Our study describes the spontaneous affinity between marmosets and people, a relationship of ‘closeness’ seen by people as positive and beneficial for both parts. In other cities of Brazil people also love marmosets within their homes (De Paula et al. 2005). However, many of the accidents involving marmosets result from the habit of feeding them in gardens or inside the house, as they might eventually become aggressive (Goulart et al. 2010). Still, most of these people did not admit or perceive how irresponsible they were by letting marmosets within their physical contact.
Despite the fact that accidents involving cars and electricity are fully compatible with the forms of displacement used by marmosets in Ilhéus, the number of reported accidents was small when compared to the number of sightings. Marmosets move among fragments in the city using electrical and phone wires and directly crossing roads and avenues. Some of the threats of the urban environment for marmosets are car accidents, electrocution, falling of infants during wire crossing, poisoning, stoning and predation by domestic animals. Residents from a neighborhood in the southern district installed a hand-made rope bridge to reduce marmoset crossing through electric wires. Marmosets were also seen using a rope bridge installed in the Ilhéus-Itacare road, northern district. Goulart et al. (2010) report notifications from Environmental Police of Belo Horizonte-MG about marmosets with some type of injury, whereof most are caused by cars, falling trees or electrocution and attacks by domestic animals.
Even though few accidents have been reported in the past five years in Ilhéus, 75% were marmoset bites, probably because people want to touch and be close to them. The lack of knowledge on their zoonotic potential reinforces the importance of an awareness program that addresses the possible diseases these animals may transmit. Rabies vaccination is compulsory in Brazil after a primate bite or scratch, but general perception in Ilhéus does not place marmosets as ‘primates’ (Alkmim and Martinez unpubl.).
Marmosets transit through backyards where dogs, cats or chickens live, and are likely to have contact with feces and urine from these animals and also produce their own feces in these areas. According to the Ministry of Health, marmosets can transmit diseases such as smallpox, syphilis and rabies to domestic animals and humans. Still, the interviews show no concern about the possible consequences of the contact between marmosets, humans and other animals. Likewise, respondents have not expressed any secluding behaviors among them, their pets and marmosets. Basic information on the ecology and behavior of these animals may be the necessary to change the mild attitude of the population of Ilhéus, channeling their attraction in a conscious manner beneficial for them and marmosets, now part of their ‘backyard wildlife’.
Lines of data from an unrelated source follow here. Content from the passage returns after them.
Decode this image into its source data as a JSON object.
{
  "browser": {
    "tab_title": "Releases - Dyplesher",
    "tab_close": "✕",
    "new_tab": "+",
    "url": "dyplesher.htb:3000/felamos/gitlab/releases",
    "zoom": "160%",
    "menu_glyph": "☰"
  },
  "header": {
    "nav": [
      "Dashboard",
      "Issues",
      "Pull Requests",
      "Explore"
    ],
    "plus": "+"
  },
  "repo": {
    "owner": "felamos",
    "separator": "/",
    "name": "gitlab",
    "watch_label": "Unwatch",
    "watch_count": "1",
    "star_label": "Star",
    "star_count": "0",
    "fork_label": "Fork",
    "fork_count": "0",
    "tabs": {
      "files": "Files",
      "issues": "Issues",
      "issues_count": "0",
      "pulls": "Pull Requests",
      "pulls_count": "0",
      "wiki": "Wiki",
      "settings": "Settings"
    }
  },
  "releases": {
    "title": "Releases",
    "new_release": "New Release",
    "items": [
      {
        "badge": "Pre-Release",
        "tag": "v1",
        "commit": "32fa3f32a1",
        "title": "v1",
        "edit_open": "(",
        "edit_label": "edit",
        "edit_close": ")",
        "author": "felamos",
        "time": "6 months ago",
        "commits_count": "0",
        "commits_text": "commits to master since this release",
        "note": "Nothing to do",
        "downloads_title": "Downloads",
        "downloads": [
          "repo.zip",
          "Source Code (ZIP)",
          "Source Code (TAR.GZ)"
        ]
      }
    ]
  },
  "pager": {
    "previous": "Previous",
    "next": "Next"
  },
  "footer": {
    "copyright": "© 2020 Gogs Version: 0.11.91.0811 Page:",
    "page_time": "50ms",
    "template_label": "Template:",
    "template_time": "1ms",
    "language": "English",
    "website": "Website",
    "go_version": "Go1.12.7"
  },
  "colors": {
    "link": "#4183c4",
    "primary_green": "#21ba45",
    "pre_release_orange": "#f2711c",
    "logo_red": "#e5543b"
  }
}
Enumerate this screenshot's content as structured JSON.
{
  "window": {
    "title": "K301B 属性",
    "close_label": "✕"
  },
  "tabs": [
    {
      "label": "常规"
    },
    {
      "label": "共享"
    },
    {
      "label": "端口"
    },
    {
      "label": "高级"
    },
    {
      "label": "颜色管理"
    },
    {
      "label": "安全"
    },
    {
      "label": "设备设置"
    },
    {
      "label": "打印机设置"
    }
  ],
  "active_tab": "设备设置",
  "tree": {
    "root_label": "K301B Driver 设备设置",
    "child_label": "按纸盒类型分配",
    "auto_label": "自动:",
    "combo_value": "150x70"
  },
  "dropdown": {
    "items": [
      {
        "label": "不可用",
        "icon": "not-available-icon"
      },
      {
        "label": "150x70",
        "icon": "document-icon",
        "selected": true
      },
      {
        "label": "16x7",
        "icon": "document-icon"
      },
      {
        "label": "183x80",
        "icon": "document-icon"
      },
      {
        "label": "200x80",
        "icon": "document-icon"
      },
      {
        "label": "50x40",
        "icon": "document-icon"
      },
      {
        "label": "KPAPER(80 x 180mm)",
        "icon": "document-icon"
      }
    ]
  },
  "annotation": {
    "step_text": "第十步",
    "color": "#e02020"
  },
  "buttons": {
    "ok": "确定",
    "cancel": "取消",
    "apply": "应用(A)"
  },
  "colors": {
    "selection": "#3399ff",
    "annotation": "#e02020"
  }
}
We are grateful to the Graduate Program in Zoology, Univ. of Santa Cruz, and the Coordination for the Improvement of Higher Education (CAPES) for a MSc Grant.